When you return the data, keep each character exactly as it appears.

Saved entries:
-- Opening Marker --

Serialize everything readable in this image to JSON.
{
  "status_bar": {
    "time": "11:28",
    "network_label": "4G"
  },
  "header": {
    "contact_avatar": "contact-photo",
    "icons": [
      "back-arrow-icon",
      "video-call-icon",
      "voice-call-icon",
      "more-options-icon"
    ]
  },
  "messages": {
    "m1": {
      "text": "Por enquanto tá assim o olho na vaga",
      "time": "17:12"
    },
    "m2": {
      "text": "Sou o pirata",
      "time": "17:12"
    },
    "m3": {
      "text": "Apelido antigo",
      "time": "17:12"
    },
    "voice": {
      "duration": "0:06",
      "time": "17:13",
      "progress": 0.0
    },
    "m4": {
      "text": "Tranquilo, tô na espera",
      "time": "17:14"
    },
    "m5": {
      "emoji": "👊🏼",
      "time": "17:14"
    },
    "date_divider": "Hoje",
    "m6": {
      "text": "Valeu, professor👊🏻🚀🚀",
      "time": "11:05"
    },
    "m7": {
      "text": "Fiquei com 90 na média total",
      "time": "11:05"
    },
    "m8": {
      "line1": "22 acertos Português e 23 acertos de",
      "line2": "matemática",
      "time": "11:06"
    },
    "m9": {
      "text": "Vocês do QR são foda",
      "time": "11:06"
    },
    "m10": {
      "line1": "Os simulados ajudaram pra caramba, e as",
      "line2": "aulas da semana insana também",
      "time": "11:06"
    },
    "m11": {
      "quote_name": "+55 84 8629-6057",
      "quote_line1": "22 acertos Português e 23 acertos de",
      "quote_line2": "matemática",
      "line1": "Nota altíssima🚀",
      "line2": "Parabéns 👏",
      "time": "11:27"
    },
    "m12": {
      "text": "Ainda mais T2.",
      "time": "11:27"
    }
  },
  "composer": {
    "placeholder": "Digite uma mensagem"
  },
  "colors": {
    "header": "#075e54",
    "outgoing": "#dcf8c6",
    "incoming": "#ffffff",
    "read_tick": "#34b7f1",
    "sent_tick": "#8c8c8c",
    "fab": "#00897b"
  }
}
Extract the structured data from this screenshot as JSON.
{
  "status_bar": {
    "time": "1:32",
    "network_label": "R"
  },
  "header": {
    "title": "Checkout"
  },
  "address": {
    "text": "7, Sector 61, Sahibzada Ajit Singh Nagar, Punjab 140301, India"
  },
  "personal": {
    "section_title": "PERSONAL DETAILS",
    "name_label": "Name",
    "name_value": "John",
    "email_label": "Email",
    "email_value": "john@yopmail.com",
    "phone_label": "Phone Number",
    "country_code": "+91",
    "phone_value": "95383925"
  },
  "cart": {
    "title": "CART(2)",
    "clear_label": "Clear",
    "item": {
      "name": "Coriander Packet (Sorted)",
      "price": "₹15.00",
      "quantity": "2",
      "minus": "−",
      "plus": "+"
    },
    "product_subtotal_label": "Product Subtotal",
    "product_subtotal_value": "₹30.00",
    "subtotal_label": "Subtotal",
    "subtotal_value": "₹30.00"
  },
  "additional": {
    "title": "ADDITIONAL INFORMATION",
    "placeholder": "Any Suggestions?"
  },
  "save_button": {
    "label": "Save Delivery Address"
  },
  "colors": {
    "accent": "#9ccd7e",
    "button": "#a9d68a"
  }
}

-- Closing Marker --

# TASK RESULT
Serialize everything readable in this image to JSON.
{
  "status_bar": {
    "time": "11:28",
    "network_label": "4G"
  },
  "header": {
    "contact_avatar": "contact-photo",
    "icons": [
      "back-arrow-icon",
      "video-call-icon",
      "voice-call-icon",
      "more-options-icon"
    ]
  },
  "messages": {
    "m1": {
      "text": "Por enquanto tá assim o olho na vaga",
      "time": "17:12"
    },
    "m2": {
      "text": "Sou o pirata",
      "time": "17:12"
    },
    "m3": {
      "text": "Apelido antigo",
      "time": "17:12"
    },
    "voice": {
      "duration": "0:06",
      "time": "17:13",
      "progress": 0.0
    },
    "m4": {
      "text": "Tranquilo, tô na espera",
      "time": "17:14"
    },
    "m5": {
      "emoji": "👊🏼",
      "time": "17:14"
    },
    "date_divider": "Hoje",
    "m6": {
      "text": "Valeu, professor👊🏻🚀🚀",
      "time": "11:05"
    },
    "m7": {
      "text": "Fiquei com 90 na média total",
      "time": "11:05"
    },
    "m8": {
      "line1": "22 acertos Português e 23 acertos de",
      "line2": "matemática",
      "time": "11:06"
    },
    "m9": {
      "text": "Vocês do QR são foda",
      "time": "11:06"
    },
    "m10": {
      "line1": "Os simulados ajudaram pra caramba, e as",
      "line2": "aulas da semana insana também",
      "time": "11:06"
    },
    "m11": {
      "quote_name": "+55 84 8629-6057",
      "quote_line1": "22 acertos Português e 23 acertos de",
      "quote_line2": "matemática",
      "line1": "Nota altíssima🚀",
      "line2": "Parabéns 👏",
      "time": "11:27"
    },
    "m12": {
      "text": "Ainda mais T2.",
      "time": "11:27"
    }
  },
  "composer": {
    "placeholder": "Digite uma mensagem"
  },
  "colors": {
    "header": "#075e54",
    "outgoing": "#dcf8c6",
    "incoming": "#ffffff",
    "read_tick": "#34b7f1",
    "sent_tick": "#8c8c8c",
    "fab": "#00897b"
  }
}
Extract the structured data from this screenshot as JSON.
{
  "status_bar": {
    "time": "1:32",
    "network_label": "R"
  },
  "header": {
    "title": "Checkout"
  },
  "address": {
    "text": "7, Sector 61, Sahibzada Ajit Singh Nagar, Punjab 140301, India"
  },
  "personal": {
    "section_title": "PERSONAL DETAILS",
    "name_label": "Name",
    "name_value": "John",
    "email_label": "Email",
    "email_value": "john@yopmail.com",
    "phone_label": "Phone Number",
    "country_code": "+91",
    "phone_value": "95383925"
  },
  "cart": {
    "title": "CART(2)",
    "clear_label": "Clear",
    "item": {
      "name": "Coriander Packet (Sorted)",
      "price": "₹15.00",
      "quantity": "2",
      "minus": "−",
      "plus": "+"
    },
    "product_subtotal_label": "Product Subtotal",
    "product_subtotal_value": "₹30.00",
    "subtotal_label": "Subtotal",
    "subtotal_value": "₹30.00"
  },
  "additional": {
    "title": "ADDITIONAL INFORMATION",
    "placeholder": "Any Suggestions?"
  },
  "save_button": {
    "label": "Save Delivery Address"
  },
  "colors": {
    "accent": "#9ccd7e",
    "button": "#a9d68a"
  }
}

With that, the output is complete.